The inevitable fight between Donald Trump and Florida Gov. Ron DeSantis is heating up as the two men campaign in Iowa and New Hampshire following DeSantis’ official and not-very-successful campaign launch. But while the two are trading a steady stream of criticism and insults, it feels like a preview of the real battle to come.
DeSantis has coyly attacked Trump for having lost reelection, saying, “It really requires a two-term presidency to be able to do as much as you need to do.” Trump came back with, “When he says eight years, every time I hear it I wince, because I say if it takes eight years to turn this around, then you don’t want him, you don’t want him as your president,” pledging, “It’ll take me six months to have it totally the way it was, we’ll have it fast.”
That set DeSantis up to ask, “Why didn’t he do it in his first four years?” It’s a fair point, but one based on the assumption that competence and achievement are truly what Republican voters want.
Trump predictably took on the shifting pronunciation of DeSantis’ name—DeeSantis or DehSantis—saying, “You don’t change your name in the middle of an election, he changed his name in the middle of the election. You don’t do that, you do it before or after, but ideally you don’t do it at all.”
Asked about the pronunciation issue, DeSantis responded—with a smirk for the ages—“It’s ridiculous. These stupid things. Listen, the way to pronounce my last name—winner.”
A DeSantis super PAC has a bus trailing Trump around Iowa. Trump has slammed DeSantis for not taking audience questions at campaign events. And so on.
The attacks between the two candidates are predictable. Trump has been attacking DeSantis for months, in fact, with DeSantis’ poll numbers dropping over that time. The question has been when and how DeSantis would fight back. He has started doing so, but the current level of petty sniping is likely to—almost has to—escalate. This state of affairs isn’t benefiting either candidate.
Everyone knows that Trump is a guy who insults his opponents. It’s at the core of his persona. But if he focuses too much on one opponent, he risks looking weak—like he’s not at the top of the field mocking everyone, but is locked in a head-to-head battle with an equal. Trump also delivers his most effective insults when he’s feeding off the energy of a crowd, or the humiliation (real or perceived) of his debate opponents. Dribbling out small attacks for small audiences is not peak insult Trump, and it makes him look smaller.
DeSantis, meanwhile, has a pressing need to define himself for Republican primary voters. He’s trying to do that by hyping a relatable dad schtick, but if that gets drowned out by his feud with Trump, he has lost a valuable opportunity to set the tone for his campaign—unless he decisively wins the Trump fight.
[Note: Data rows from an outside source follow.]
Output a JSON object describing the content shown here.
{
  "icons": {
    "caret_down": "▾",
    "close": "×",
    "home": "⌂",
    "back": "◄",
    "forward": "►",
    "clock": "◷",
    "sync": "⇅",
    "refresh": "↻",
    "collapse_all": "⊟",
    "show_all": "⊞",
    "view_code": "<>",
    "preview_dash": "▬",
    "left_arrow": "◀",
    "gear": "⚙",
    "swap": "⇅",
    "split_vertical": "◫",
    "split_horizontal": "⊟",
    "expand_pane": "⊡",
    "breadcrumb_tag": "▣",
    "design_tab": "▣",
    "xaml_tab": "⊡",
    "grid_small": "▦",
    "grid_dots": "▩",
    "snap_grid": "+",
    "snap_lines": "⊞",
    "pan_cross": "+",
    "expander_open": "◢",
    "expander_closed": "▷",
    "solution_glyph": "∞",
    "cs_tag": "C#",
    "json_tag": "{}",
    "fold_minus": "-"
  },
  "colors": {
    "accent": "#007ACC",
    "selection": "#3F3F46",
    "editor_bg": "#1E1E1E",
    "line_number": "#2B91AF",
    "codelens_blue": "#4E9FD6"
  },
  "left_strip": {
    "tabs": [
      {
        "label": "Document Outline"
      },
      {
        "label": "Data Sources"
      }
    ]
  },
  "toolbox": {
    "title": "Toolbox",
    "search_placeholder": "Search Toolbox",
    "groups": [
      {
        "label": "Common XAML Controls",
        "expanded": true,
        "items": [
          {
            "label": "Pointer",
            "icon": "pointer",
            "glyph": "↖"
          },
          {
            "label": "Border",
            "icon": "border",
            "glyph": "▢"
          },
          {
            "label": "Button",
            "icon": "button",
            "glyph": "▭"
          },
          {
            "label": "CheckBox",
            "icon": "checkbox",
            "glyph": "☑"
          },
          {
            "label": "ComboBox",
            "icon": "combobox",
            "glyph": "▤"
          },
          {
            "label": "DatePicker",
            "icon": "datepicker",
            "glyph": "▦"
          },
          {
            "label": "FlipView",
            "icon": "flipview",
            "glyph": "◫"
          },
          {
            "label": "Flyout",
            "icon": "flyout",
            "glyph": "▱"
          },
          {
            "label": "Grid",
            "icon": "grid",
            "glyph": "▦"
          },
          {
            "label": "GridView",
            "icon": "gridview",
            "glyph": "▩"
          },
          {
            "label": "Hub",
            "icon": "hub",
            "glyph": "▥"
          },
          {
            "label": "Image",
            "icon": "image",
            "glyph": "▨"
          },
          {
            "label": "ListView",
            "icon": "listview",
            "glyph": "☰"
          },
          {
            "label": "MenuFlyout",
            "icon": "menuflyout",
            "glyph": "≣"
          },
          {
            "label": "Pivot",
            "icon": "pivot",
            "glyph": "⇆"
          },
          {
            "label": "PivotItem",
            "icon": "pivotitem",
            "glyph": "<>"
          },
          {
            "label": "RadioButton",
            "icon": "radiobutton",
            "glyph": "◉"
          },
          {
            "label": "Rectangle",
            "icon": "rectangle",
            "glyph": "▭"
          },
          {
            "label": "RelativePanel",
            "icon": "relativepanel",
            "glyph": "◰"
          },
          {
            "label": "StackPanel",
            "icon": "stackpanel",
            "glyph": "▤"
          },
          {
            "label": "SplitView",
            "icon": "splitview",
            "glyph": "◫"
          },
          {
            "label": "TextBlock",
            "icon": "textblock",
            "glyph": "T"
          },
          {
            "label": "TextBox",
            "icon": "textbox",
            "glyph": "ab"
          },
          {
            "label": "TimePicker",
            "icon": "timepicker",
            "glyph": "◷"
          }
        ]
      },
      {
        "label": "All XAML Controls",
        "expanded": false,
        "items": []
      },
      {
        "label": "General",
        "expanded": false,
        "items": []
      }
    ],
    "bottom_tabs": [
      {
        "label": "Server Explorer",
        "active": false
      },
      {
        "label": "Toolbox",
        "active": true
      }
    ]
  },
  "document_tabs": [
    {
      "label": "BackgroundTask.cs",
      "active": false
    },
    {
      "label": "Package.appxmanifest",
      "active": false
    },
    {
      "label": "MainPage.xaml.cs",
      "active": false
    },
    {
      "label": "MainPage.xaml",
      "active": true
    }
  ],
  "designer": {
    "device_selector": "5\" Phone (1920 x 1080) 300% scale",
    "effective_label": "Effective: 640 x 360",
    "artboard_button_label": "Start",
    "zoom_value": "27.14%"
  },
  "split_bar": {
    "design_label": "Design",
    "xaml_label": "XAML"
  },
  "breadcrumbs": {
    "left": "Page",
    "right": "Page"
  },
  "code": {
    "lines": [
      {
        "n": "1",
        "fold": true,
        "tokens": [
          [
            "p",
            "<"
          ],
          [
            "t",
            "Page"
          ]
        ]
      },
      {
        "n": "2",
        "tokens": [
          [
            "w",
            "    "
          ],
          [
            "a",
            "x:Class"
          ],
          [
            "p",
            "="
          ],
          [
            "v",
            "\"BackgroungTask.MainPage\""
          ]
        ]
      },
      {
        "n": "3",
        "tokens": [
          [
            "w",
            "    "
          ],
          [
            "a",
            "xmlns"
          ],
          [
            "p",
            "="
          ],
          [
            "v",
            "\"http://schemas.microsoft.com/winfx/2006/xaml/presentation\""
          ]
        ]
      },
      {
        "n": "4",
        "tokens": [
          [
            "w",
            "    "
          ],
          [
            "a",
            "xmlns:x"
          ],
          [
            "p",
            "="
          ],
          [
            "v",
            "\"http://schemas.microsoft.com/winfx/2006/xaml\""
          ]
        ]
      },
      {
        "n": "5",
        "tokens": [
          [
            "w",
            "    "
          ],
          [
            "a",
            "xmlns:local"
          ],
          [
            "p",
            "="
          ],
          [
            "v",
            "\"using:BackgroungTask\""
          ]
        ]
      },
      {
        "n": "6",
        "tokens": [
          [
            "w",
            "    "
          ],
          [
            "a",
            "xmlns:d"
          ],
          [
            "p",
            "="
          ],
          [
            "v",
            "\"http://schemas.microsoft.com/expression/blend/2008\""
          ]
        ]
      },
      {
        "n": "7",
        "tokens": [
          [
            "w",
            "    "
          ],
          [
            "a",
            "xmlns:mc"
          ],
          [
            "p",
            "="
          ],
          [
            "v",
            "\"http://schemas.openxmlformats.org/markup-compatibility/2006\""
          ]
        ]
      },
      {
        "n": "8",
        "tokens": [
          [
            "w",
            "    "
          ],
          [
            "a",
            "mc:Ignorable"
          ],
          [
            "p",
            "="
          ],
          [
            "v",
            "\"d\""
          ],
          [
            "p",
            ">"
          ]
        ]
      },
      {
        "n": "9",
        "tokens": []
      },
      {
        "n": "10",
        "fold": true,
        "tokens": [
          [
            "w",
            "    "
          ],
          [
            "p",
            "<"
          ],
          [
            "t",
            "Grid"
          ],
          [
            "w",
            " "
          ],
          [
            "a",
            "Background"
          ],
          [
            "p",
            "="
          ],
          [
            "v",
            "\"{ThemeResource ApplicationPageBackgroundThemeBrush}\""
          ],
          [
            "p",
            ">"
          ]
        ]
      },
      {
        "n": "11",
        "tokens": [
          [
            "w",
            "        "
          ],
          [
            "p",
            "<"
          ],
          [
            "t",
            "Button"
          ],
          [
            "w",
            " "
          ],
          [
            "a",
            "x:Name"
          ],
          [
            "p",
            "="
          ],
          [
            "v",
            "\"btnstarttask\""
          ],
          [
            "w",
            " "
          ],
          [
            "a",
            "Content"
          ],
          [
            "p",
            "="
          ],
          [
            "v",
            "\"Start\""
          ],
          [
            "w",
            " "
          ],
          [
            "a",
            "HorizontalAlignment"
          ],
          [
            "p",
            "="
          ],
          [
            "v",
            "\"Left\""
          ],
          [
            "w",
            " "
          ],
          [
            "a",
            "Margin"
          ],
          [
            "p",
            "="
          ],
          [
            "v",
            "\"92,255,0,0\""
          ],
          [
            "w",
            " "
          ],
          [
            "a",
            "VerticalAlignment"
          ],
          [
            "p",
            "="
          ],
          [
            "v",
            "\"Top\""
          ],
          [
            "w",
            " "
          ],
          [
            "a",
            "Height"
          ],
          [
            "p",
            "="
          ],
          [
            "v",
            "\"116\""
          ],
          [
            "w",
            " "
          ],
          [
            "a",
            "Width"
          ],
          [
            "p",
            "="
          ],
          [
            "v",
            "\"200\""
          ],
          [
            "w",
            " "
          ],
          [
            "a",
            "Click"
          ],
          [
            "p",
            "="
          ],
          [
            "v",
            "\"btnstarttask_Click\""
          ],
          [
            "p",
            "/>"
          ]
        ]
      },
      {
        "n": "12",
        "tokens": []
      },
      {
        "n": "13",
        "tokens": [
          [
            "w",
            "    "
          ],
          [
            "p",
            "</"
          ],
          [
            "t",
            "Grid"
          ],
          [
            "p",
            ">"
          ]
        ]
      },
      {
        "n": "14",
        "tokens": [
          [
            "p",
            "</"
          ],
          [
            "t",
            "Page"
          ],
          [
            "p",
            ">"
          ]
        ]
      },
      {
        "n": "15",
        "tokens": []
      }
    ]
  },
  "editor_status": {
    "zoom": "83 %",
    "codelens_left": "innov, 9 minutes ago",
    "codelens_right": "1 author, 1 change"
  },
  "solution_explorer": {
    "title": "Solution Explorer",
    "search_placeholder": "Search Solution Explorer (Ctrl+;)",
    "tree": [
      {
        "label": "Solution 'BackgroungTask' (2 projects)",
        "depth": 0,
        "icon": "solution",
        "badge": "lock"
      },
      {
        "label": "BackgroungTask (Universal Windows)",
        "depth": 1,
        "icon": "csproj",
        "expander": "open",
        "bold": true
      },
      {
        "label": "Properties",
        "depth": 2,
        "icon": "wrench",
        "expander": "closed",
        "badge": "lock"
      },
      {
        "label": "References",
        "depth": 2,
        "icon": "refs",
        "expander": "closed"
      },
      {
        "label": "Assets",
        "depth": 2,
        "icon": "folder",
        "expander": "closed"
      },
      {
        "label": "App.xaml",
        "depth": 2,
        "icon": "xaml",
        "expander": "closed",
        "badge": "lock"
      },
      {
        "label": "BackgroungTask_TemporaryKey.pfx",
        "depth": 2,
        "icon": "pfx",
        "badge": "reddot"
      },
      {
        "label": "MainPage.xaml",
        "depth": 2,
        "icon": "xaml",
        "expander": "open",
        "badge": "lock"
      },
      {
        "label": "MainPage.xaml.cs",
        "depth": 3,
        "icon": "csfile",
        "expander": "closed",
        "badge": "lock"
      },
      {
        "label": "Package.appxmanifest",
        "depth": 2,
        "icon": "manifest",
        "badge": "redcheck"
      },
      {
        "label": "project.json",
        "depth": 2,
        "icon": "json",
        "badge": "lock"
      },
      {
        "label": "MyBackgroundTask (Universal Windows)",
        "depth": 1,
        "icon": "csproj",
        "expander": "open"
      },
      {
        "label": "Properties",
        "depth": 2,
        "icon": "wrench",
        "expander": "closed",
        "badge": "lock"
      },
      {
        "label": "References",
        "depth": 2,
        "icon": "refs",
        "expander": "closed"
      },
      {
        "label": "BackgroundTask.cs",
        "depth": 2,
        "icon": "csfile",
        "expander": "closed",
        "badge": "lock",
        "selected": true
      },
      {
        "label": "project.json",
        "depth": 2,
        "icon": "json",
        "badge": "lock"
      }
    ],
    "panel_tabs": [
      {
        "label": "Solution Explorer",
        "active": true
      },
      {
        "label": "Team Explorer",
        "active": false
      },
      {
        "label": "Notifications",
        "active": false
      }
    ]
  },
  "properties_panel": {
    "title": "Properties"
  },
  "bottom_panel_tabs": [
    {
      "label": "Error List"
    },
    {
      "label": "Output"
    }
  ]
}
Being the guy who beats Trump at his own game would have huge value, but it’s a very high-risk game. And even his own supporters are noticing that DeSantis isn’t taking Trump on very much in his speeches, saving that for exchanges with reporters. “As of now, [Trump] is who he is running against, you know, like he needs to make the ticket before he can face Biden or whoever makes the ticket there,” one Iowa DeSantis supporter told The Washington Post.
It’s a tricky moment for both Trump and DeSantis, though much more so for DeSantis. Trump has to be itching to go after DeSantis full bore—which, make no mistake, hasn’t happened yet. “Nasty?” an unnamed former Trump adviser told Politico. “This is child’s play. You wanna see nasty? Stay tuned.” But his campaign probably doesn’t want him to use up all his best insults now, and is trying to balance attacking DeSantis with not elevating him more than necessary. Trump can’t afford to look threatened by DeSantis: He needs him to look small.
The stakes are higher for DeSantis, who is trailing in polls and needs a breakthrough moment. He needs to show that he’s tough enough to take on Trump, but he doesn’t want to be wholly defined by that fight—a fight he may well lose at the pure insults-and-dominance level. Being a “winner” is such a big part of DeSantis’ case for himself that losing an insult-off with Trump could be an existential problem.
A tough primary fight can make a candidate stronger, but it depends on the character of the fight. A steady stream of sniping that doesn’t deliver a triumphant victor could just wear voters out and turn them off. Some Republicans are worried about exactly that. “It’s a 15-round boxing match, and when boxers come out pummeling each other from the beginning, they’re not pacing themselves for the balance of the match,” one Republican consultant told Politico, while Republican National Committee Chair Ronna McDaniel has warned of “infighting” that could damage Republican prospects.
The feud between Trump and DeSantis may already be dominating campaign headlines. But at some point it’s going to get a whole lot bigger and louder and nastier. Both men know it, and they both know they need to come out on top.